The separation of religion from politics
One comment that seems to have taken Mr Shanmugam aback was something Worker’s Party MP Mr Faisal Manap said about the separation of politics and religion.
Mr Faisal, another Aljunied GRC MP, said in his Malay speech, “I do not quite agree with this principle. As a Muslim, Islam is understood as a way of life. Islam encompasses all aspects of life, including politics and the way to practise politics. And I understand that Christianity also believes that it is unlikely that religion can be separated from politics.”
Mr Shanmugam highlighted this remark made by Mr Faisal, saying that he was surprised and couldn’t believe that he heard Mr Faisal saying he doesn’t believe in the separation of politics and religion, adding that it has serious implications.

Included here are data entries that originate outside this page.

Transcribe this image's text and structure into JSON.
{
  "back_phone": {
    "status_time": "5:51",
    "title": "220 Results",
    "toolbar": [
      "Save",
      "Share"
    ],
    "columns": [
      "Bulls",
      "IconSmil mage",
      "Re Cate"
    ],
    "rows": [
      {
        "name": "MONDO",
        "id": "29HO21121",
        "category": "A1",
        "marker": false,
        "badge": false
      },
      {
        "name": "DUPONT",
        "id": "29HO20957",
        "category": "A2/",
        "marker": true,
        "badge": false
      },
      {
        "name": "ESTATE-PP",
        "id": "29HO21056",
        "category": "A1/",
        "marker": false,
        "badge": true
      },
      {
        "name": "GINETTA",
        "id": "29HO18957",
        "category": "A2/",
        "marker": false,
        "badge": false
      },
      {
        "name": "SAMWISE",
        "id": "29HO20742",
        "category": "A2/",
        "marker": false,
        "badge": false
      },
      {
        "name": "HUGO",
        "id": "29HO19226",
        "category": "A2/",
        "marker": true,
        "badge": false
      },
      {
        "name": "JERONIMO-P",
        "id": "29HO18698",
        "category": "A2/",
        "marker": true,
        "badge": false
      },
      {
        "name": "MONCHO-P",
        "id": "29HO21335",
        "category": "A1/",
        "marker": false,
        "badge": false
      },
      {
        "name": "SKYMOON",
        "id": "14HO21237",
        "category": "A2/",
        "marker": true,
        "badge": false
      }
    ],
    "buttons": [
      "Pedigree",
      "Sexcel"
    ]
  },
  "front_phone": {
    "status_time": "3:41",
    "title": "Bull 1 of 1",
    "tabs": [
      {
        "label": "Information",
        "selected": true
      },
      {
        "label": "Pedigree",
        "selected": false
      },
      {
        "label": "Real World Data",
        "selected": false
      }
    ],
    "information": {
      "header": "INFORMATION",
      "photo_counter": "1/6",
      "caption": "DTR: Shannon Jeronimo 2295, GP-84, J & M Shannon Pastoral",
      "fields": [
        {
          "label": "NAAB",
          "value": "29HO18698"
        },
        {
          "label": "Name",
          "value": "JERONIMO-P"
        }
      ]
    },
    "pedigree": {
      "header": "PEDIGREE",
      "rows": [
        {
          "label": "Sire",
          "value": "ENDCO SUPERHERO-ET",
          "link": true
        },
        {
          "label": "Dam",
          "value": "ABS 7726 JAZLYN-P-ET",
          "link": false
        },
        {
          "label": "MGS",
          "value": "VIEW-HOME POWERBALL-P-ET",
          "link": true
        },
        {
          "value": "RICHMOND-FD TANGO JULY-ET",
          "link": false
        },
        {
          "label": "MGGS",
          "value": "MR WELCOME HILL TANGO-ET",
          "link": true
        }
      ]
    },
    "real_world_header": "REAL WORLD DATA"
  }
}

“It’s a very surprising statement. It’s a very serious statement and a statement with serious implications. And it contradicts everything that we hold as central and important in Singapore and it’s a fundamental value,” he asserted.
“I will leave the chambers with those statements ringing in my head,” he declared.
Mr Shanmugam said, “Assuming that I heard him right, if we do not separate religion from politics then whose religion comes into politics? Inevitably, if you allow religion to play a significant role in politics, then those who are part of the majority religion must have the bigger say or plurality, at least, will have the bigger say? Do you think the position of religious minorities will be better or worse?”
In an exchange during which Mr Faisal attempted to clarify his statement several times, Mr Faisal said his comments were taken out of context by Mr Shanmugam. He reasserted that he doesn’t “fully agree” with the principle and that his stand is religion and politics cannot be separated in the context of Islam.
“It encompasses every aspect of life. That’s what I meant that as a Muslim, I can’t separate the two entity of politics and religion,” said Mr Faisal.
But after being pressed by Mr Shanmugam repeatedly on whether he agrees that religion and politics should be separate, Mr Faisal eventually conceded that he does, saying “I do agree that religion needs to be kept aside or apart from politics so that the religion won’t be used to gain personal benefit or the benefit of any political party.”
Following the back and forth between Mr Faisal and Mr Shamugam, Nominated MP Mohamed Irshad said he was troubled by the exchanged. He asked Mr Shanmugam if engaging religious bodies was a worthwhile method in driving across the point that secularism in Singapore should be safeguarded, and that religious values could be held as a personal view.
Mr Shanmugam responded that he has never heard anyone put it the way Mr Faisal did.
“Everyone would say their personal views will be and can be influenced by religion. Many in Cabinet, many MPs, are deeply religious. We don’t hide that,” he said.
“When we meet with the Muslim leaders, when we meet with the Muslim clerics, when we meet with the Mufti, when we meet with the Christian leaders, they understand and they accept (the principle of separating religion from politics) and they say it is the only way in which we can proceed with governing Singapore and living in Singapore.”
Mr Shanmugam said Mr Faisal introduced ‘a new element’ in the process, something for “him and others around him to think about”.